Nor did defendants carry their burden of proof to establish Chapple failed to mitigate damages. Defendants claim Chapple refused a bid of $3,200 to repair the system. The court was free to disbelieve testimony of Petrich that he informed Chapple of this bid. This court cannot reweigh the evidence.
Finally, Petrich asserts he was improperly joined as a defendant since he was not a party to the construction contract itself. This argument misconceives the legal basis of Petrich's liability. As the court stated, a fiduciary relationship existed between Petrich and Chapple. A breach of this relationship resulted from Petrich's failure to fully disclose facts necessary for Chapple to intelligently enter the construction contract. Such factual base supports liability dehors the construction contract. (See generally 1 Witkin, Summary of Cal.Law (8th ed.) Agency and Employment, ss 84-86.) The court's written findings of Petrich's liability are consistent with the incorporated oral findings.
Since the right of recovery against Petrich arose from breach of his agency, duties independent of the construction contract, an award of attorney fees based upon the construction contract was improper.
This matter therefore is remanded with directions to the trial court to strike the award of attorney fees against Petrich and to assess attorney fees against Big Bear in a sum the trial court determines to be the reasonable apportioned share for prosecuting this action including appeal against Big Bear only. (Cf., Wagner v. Benson, 101 Cal.App.3d 27, 36-37, 161 Cal.Rptr. 516.)
In all other respects, the judgment is affirmed. Chapple is awarded costs on appeal.

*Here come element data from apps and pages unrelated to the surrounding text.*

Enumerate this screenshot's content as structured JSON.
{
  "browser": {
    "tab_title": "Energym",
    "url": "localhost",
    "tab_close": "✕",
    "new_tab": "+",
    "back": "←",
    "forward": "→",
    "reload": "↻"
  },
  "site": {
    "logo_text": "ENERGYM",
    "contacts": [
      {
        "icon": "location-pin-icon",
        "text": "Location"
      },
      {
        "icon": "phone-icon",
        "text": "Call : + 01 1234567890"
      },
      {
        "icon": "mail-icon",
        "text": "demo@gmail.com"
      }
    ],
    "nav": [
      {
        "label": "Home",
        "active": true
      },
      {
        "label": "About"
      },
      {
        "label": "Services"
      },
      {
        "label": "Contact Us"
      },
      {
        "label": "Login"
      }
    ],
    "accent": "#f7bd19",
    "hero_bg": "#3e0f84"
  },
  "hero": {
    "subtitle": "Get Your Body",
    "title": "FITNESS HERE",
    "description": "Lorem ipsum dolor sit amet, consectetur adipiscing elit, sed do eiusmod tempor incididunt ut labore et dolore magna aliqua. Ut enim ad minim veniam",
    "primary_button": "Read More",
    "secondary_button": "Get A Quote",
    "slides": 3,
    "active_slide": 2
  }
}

1. Code of Civil Procedure section 632 in pertinent part provides: “In superior, municipal, and justice courts, upon the trial of a question of fact by the court, written findings of fact and conclusions of law shall not be required, except as herein provided. (P) In superior courts, upon such trial, the court shall announce its intended decision. Within the time after such announcement permitted by rules of the Judicial Council, any party appearing at the trial may request findings. Unless findings are requested, the court shall not be required to make written findings and conclusions. (P) Where findings are required, they shall fairly disclose the court's determination of all issues of fact in the case.”
2. Big Bear-Petrich's proposed finding number 12 makes this concession: “ROBERT PETRICH did not tell the plaintiff that the change in the air conditioning capacity created a marginal system because he reasonably believed that the cost of upgrading of the air conditioning system would be borne by Daniel Rodriques and because he believed the plaintiff had delegated decision-making on the subject to Daniel Rodriques.”
STANIFORTH, Associate Justice.
GERALD BROWN, P. J., and WIENER, J., concur.